_EXERCISE DESCRIPTION:_ Leave out the pictures and copy each record below exactly.

_RECORD SET:_
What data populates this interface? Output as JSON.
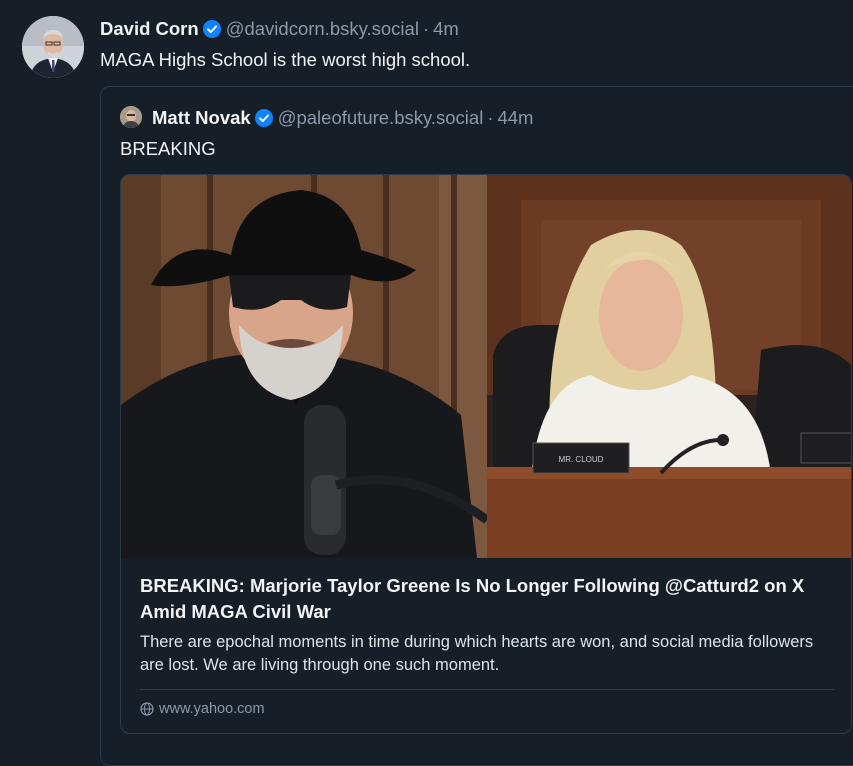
{
  "post": {
    "author_name": "David Corn",
    "handle": "@davidcorn.bsky.social",
    "separator": "·",
    "time": "4m",
    "text": "MAGA Highs School is the worst high school."
  },
  "quote": {
    "author_name": "Matt Novak",
    "handle": "@paleofuture.bsky.social",
    "separator": "·",
    "time": "44m",
    "text": "BREAKING",
    "card": {
      "title": "BREAKING: Marjorie Taylor Greene Is No Longer Following @Catturd2 on X Amid MAGA Civil War",
      "description": "There are epochal moments in time during which hearts are won, and social media followers are lost. We are living through one such moment.",
      "domain": "www.yahoo.com",
      "nameplate_text": "MR. CLOUD"
    }
  },
  "colors": {
    "background": "#161e27",
    "border": "#2e3a49",
    "verified_blue": "#1083fe",
    "muted_text": "#8d98a8"
  },
  "icons": [
    "verified-badge-icon",
    "globe-icon"
  ]
}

_WRITTEN SOLUTION:_
What data populates this interface? Output as JSON.
{
  "post": {
    "author_name": "David Corn",
    "handle": "@davidcorn.bsky.social",
    "separator": "·",
    "time": "4m",
    "text": "MAGA Highs School is the worst high school."
  },
  "quote": {
    "author_name": "Matt Novak",
    "handle": "@paleofuture.bsky.social",
    "separator": "·",
    "time": "44m",
    "text": "BREAKING",
    "card": {
      "title": "BREAKING: Marjorie Taylor Greene Is No Longer Following @Catturd2 on X Amid MAGA Civil War",
      "description": "There are epochal moments in time during which hearts are won, and social media followers are lost. We are living through one such moment.",
      "domain": "www.yahoo.com",
      "nameplate_text": "MR. CLOUD"
    }
  },
  "colors": {
    "background": "#161e27",
    "border": "#2e3a49",
    "verified_blue": "#1083fe",
    "muted_text": "#8d98a8"
  },
  "icons": [
    "verified-badge-icon",
    "globe-icon"
  ]
}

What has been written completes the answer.